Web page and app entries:
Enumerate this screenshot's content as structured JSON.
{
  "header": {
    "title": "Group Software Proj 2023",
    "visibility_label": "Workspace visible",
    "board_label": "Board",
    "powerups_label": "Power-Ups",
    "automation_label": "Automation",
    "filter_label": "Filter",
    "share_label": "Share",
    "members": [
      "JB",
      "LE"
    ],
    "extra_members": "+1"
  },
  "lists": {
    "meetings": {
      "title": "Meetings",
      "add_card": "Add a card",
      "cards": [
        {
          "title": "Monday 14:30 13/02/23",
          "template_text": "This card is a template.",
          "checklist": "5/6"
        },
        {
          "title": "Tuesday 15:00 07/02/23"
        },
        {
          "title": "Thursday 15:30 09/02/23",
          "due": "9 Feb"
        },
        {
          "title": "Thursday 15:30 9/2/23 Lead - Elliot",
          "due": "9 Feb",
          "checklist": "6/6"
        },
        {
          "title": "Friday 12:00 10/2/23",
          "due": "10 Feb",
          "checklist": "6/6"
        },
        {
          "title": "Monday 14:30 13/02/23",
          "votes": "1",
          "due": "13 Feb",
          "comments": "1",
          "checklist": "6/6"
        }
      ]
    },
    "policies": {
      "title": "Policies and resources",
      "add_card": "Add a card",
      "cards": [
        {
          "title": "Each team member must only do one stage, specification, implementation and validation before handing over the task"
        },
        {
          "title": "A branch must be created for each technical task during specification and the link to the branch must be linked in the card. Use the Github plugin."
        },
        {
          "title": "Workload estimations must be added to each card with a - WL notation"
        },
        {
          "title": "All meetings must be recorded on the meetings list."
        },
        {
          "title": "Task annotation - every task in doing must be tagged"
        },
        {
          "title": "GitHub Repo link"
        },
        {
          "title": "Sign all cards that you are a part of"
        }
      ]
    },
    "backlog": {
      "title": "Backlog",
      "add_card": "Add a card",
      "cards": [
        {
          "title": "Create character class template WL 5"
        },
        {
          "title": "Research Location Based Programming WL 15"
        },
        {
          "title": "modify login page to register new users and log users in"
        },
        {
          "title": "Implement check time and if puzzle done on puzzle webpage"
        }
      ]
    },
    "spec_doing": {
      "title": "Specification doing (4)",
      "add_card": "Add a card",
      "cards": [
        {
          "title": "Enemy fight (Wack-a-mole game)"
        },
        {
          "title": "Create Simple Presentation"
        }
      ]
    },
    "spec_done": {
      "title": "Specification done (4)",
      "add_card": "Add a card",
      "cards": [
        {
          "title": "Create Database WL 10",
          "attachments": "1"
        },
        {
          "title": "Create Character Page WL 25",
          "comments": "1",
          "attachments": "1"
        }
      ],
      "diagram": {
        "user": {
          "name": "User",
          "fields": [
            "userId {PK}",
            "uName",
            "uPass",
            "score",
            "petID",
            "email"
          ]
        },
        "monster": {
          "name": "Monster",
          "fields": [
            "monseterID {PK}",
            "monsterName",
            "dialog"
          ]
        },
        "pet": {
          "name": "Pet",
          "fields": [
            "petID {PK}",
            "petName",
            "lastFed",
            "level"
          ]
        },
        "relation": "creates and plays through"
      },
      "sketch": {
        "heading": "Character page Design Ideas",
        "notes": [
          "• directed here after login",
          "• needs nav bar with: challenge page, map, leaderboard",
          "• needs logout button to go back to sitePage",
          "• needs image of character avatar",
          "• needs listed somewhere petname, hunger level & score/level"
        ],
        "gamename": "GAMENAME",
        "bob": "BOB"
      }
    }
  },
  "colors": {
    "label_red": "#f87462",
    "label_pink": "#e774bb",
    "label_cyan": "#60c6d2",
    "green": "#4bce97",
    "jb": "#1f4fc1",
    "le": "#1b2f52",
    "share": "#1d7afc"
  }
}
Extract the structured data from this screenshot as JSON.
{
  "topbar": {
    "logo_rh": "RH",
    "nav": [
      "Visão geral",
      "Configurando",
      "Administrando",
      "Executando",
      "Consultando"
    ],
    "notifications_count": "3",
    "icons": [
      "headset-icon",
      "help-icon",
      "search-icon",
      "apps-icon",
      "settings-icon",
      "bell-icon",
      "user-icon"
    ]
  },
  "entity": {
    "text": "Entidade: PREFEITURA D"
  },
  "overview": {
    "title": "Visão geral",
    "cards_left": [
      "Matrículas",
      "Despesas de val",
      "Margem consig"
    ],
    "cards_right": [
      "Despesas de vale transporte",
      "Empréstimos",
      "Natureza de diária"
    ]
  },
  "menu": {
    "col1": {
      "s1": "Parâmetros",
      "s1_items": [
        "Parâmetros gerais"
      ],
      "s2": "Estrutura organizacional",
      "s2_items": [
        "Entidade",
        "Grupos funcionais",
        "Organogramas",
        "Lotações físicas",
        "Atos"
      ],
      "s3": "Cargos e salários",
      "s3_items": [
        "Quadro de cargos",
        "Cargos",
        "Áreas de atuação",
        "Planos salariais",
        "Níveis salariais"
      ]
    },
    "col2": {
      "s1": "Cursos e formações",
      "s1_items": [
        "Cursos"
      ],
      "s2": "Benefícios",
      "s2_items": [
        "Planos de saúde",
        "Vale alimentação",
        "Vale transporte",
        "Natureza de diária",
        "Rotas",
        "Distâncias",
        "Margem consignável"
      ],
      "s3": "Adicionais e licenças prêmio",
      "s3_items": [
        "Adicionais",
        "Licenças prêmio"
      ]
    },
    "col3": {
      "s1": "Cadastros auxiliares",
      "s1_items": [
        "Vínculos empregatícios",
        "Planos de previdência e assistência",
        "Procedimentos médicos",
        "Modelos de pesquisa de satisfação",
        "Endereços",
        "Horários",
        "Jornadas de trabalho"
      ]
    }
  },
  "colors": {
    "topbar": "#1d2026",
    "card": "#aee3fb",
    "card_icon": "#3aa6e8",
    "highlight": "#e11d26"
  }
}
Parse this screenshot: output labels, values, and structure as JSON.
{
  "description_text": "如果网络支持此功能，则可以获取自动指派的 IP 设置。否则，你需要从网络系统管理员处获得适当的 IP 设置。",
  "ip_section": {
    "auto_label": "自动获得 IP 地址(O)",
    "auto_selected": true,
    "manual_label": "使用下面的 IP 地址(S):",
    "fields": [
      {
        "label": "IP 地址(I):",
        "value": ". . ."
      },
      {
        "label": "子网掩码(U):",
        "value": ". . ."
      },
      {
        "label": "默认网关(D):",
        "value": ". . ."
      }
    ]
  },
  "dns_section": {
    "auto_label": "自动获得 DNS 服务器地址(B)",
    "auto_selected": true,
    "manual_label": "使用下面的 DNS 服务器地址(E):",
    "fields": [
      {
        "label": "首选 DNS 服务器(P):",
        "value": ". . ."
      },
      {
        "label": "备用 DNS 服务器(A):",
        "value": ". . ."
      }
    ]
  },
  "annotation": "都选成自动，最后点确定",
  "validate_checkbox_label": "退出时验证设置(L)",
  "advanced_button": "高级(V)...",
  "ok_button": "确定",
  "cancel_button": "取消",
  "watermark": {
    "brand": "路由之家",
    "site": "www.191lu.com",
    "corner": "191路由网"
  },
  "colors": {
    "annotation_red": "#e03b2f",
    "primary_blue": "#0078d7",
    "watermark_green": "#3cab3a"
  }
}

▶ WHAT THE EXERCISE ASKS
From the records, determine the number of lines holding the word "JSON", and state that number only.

▶ ANSWER TO THE EXERCISE
3